“The integration of fundamental AI education into multiple courses has significant importance, as it has the potential to revolutionize AI education and reach out to students who are currently underrepresented and underserved in the field,” Jiang said. “The method we are developing involves placing student learning in contexts where insights from different disciplines are crucial for AI development and where AI applications can give rise to fresh disciplinary practices.” 

For the project, the team will develop and test a two-hour introductory model as well as three five-hour modules and a 60-hour professional development course for mathematics, English language arts (ELA) and history teachers. This work will enable participating educators to develop the competencies required to implement the AI modules in their classrooms. 

The professional development experience, which Byrd will lead the development of, will be structured in a way that enables participating teachers to work together to explore AI applications and impact, as well as enhance their ability to engage students in the discussion of real-world AI topics. Teachers will also be given a collection of short, self-contained student learning activities to pilot in their classrooms and have the opportunity to participate in structured events where they can share experiences and best practices. 

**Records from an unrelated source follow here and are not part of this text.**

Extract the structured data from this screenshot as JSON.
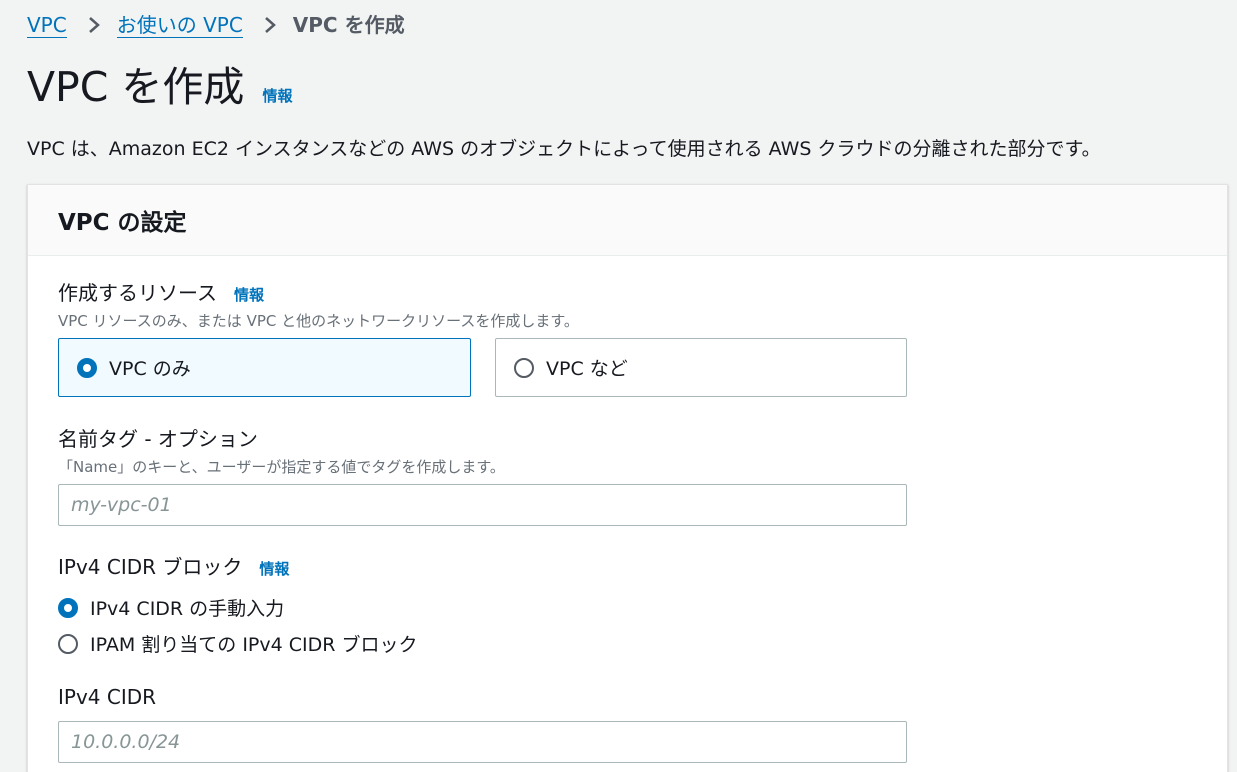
{
  "breadcrumb": {
    "items": [
      "VPC",
      "お使いの VPC"
    ],
    "current": "VPC を作成"
  },
  "page": {
    "title": "VPC を作成",
    "info_label": "情報",
    "description": "VPC は、Amazon EC2 インスタンスなどの AWS のオブジェクトによって使用される AWS クラウドの分離された部分です。"
  },
  "panel": {
    "title": "VPC の設定",
    "resources": {
      "label": "作成するリソース",
      "info_label": "情報",
      "hint": "VPC リソースのみ、または VPC と他のネットワークリソースを作成します。",
      "options": [
        {
          "label": "VPC のみ",
          "selected": true
        },
        {
          "label": "VPC など",
          "selected": false
        }
      ]
    },
    "name_tag": {
      "label": "名前タグ - オプション",
      "hint": "「Name」のキーと、ユーザーが指定する値でタグを作成します。",
      "placeholder": "my-vpc-01",
      "value": ""
    },
    "ipv4_block": {
      "label": "IPv4 CIDR ブロック",
      "info_label": "情報",
      "options": [
        {
          "label": "IPv4 CIDR の手動入力",
          "selected": true
        },
        {
          "label": "IPAM 割り当ての IPv4 CIDR ブロック",
          "selected": false
        }
      ]
    },
    "ipv4_cidr": {
      "label": "IPv4 CIDR",
      "placeholder": "10.0.0.0/24",
      "value": ""
    }
  },
  "colors": {
    "link": "#0073bb",
    "selected_tile_bg": "#f1faff",
    "page_bg": "#f2f3f3"
  }
}
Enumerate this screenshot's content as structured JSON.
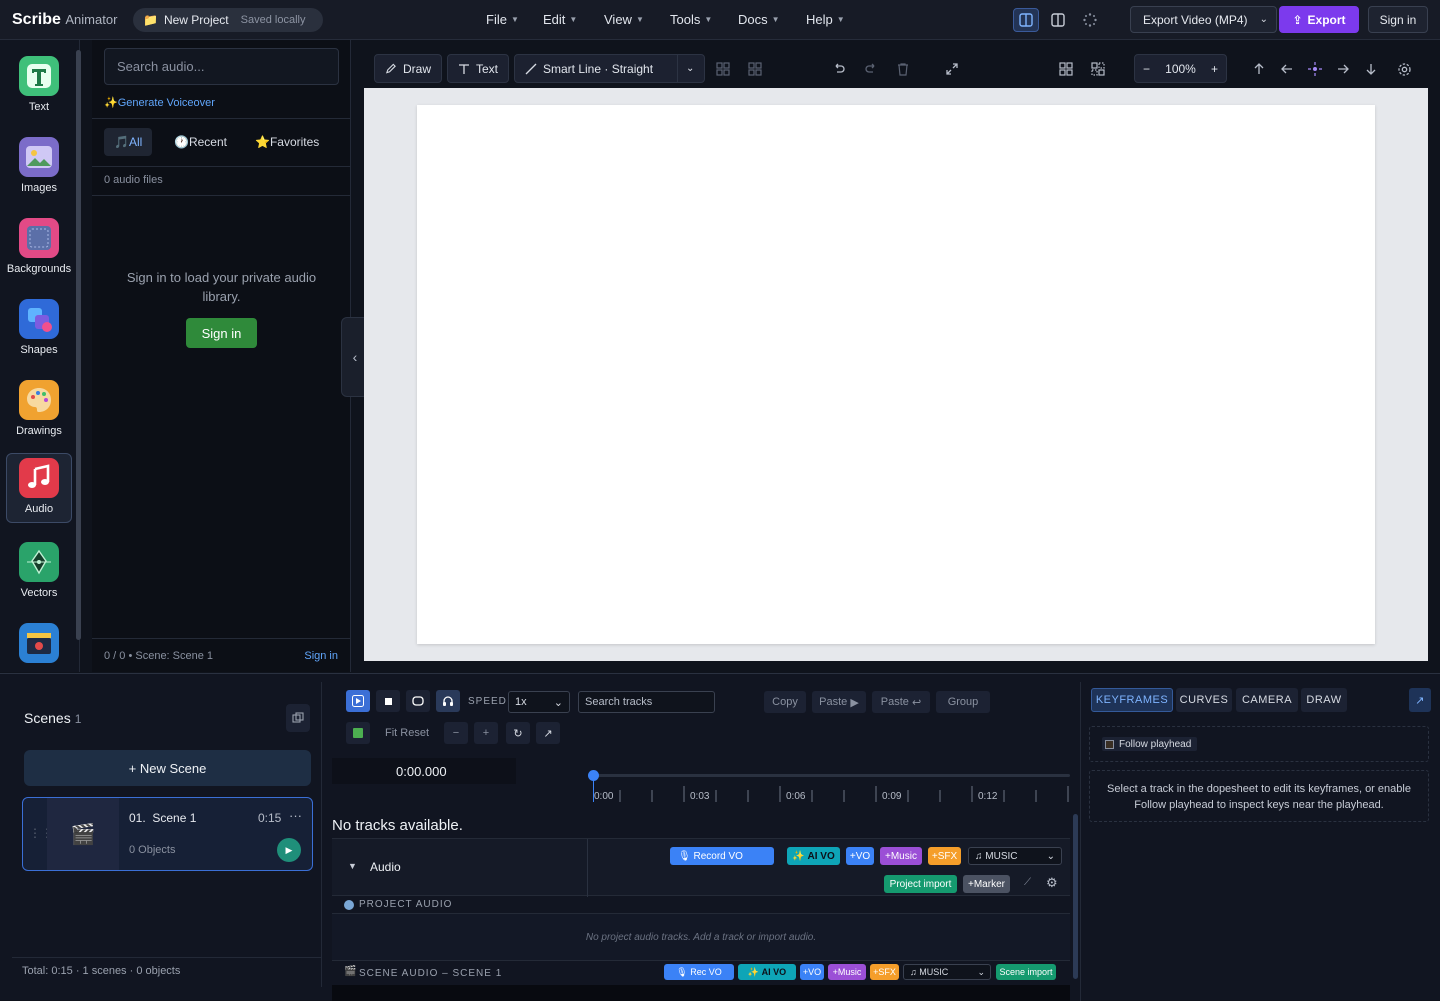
{
  "app": {
    "name": "Scribe",
    "name_suffix": "Animator"
  },
  "project": {
    "name": "New Project",
    "status": "Saved locally"
  },
  "menus": [
    "File",
    "Edit",
    "View",
    "Tools",
    "Docs",
    "Help"
  ],
  "export": {
    "video_label": "Export Video (MP4)",
    "button": "Export",
    "signin": "Sign in"
  },
  "rail": [
    {
      "label": "Text",
      "icon": "text-icon"
    },
    {
      "label": "Images",
      "icon": "image-icon"
    },
    {
      "label": "Backgrounds",
      "icon": "background-icon"
    },
    {
      "label": "Shapes",
      "icon": "shapes-icon"
    },
    {
      "label": "Drawings",
      "icon": "palette-icon"
    },
    {
      "label": "Audio",
      "icon": "music-icon"
    },
    {
      "label": "Vectors",
      "icon": "pen-nib-icon"
    },
    {
      "label": "",
      "icon": "clapperboard-icon"
    }
  ],
  "audio_panel": {
    "search_placeholder": "Search audio...",
    "generate_voiceover": "Generate Voiceover",
    "tabs": [
      "All",
      "Recent",
      "Favorites"
    ],
    "count": "0 audio files",
    "message": "Sign in to load your private audio library.",
    "signin": "Sign in",
    "footer": "0 / 0 • Scene: Scene 1",
    "footer_signin": "Sign in"
  },
  "canvas_toolbar": {
    "draw": "Draw",
    "text": "Text",
    "smart_line": "Smart Line · Straight",
    "zoom": "100%"
  },
  "scenes": {
    "title": "Scenes",
    "count": "1",
    "new_scene": "+ New Scene",
    "items": [
      {
        "index": "01.",
        "name": "Scene 1",
        "duration": "0:15",
        "objects": "0 Objects"
      }
    ],
    "total": "Total: 0:15 · 1 scenes · 0 objects"
  },
  "timeline": {
    "speed_label": "SPEED",
    "speed_value": "1x",
    "search_placeholder": "Search tracks",
    "copy": "Copy",
    "paste": "Paste",
    "paste2": "Paste",
    "group": "Group",
    "fit_reset": "Fit Reset",
    "time": "0:00.000",
    "ticks": [
      "0:00",
      "0:03",
      "0:06",
      "0:09",
      "0:12",
      "0"
    ],
    "no_tracks": "No tracks available.",
    "audio_label": "Audio",
    "record_vo": "Record VO",
    "ai_vo": "AI VO",
    "plus_vo": "+VO",
    "plus_music": "+Music",
    "plus_sfx": "+SFX",
    "music_select": "MUSIC",
    "project_import": "Project import",
    "plus_marker": "+Marker",
    "project_audio": "PROJECT AUDIO",
    "project_audio_empty": "No project audio tracks. Add a track or import audio.",
    "scene_audio": "SCENE AUDIO – SCENE 1",
    "rec_vo": "Rec VO",
    "scene_import": "Scene import"
  },
  "keyframes": {
    "tabs": [
      "KEYFRAMES",
      "CURVES",
      "CAMERA",
      "DRAW"
    ],
    "follow": "Follow playhead",
    "hint": "Select a track in the dopesheet to edit its keyframes, or enable Follow playhead to inspect keys near the playhead."
  },
  "colors": {
    "accent": "#7c3aed",
    "blue": "#3b6fd6",
    "green": "#2f8a3a"
  }
}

“AI is a tool. Many people find it scary — and its application can be scary — but it also offers a great deal of potential in classrooms,” Nocera said. “It is not just about students learning to use AI technology, but classes in English, math and social studies integrating AI as a way to dig deeper into their subject matter. Helping teachers navigate this brave new landscape of AI technology strikes us as one of the most important challenges of our time.”

To help educators integrate artificial intelligence into their classrooms, Jiang and the team will further develop curriculum modules that were designed for the ELA-based StoryQ project to tailor them to different disciplines. 

For example, in the module for history classrooms, which will be overseen by Nocera, teachers will support students as they interact with machine learning models that are trained using primary sources to understand how language constructs reflect human culture in the past. In the math-focused module, teachers will engage students in learning how to quantify and build mathematical models to understand real-world phenomena and make predictions. 

In addition to giving students an opportunity to experience AI technology outside of a computer science classroom, integrating AI into the existing curriculum also offers educators a unique opportunity to design lessons together, Jiang said. 

“Integrating AI learning opportunities into multiple courses could bring together teachers from different disciplines to design and collaborate on offering bite-sized but coherent AI learning experiences for students. Moreover, students would benefit from learning about AI from different disciplinary perspectives, resulting in a comprehensive understanding of the subject,” she said. “This is a critical first step in creating an infrastructure in schools to introduce AI topics at a larger scale.” 

The project will be piloted with 12 teachers who will impact 900 students at schools in California and Maryland that serve student populations who are typically underrepresented or underserved in the AI field, including Black and Latinx students. 

Byrd will study how the program implemented through the project is associated with student outcomes such as academic success, sociopolitical consciousness and cultural competence. 

“AI is the future, and it’s exciting that we are using it to make computer science more inclusive and to help students analyze the inequities in their societies. Instead of being afraid of these powerful tools, we need to embrace them and use them for social change,” she said. 

“The field has a significant amount of progress left to be made, particularly when it comes to supporting marginalized female students to establish a sense of belonging and self-efficacy in pursuing AI education and careers,” Jiang added. “It is crucial for us, as educators and researchers, to persistently advocate for diversity and fairness in the AI field. This goes beyond simply increasing representation and must also keep challenging the research questions we ask and the approaches we take.”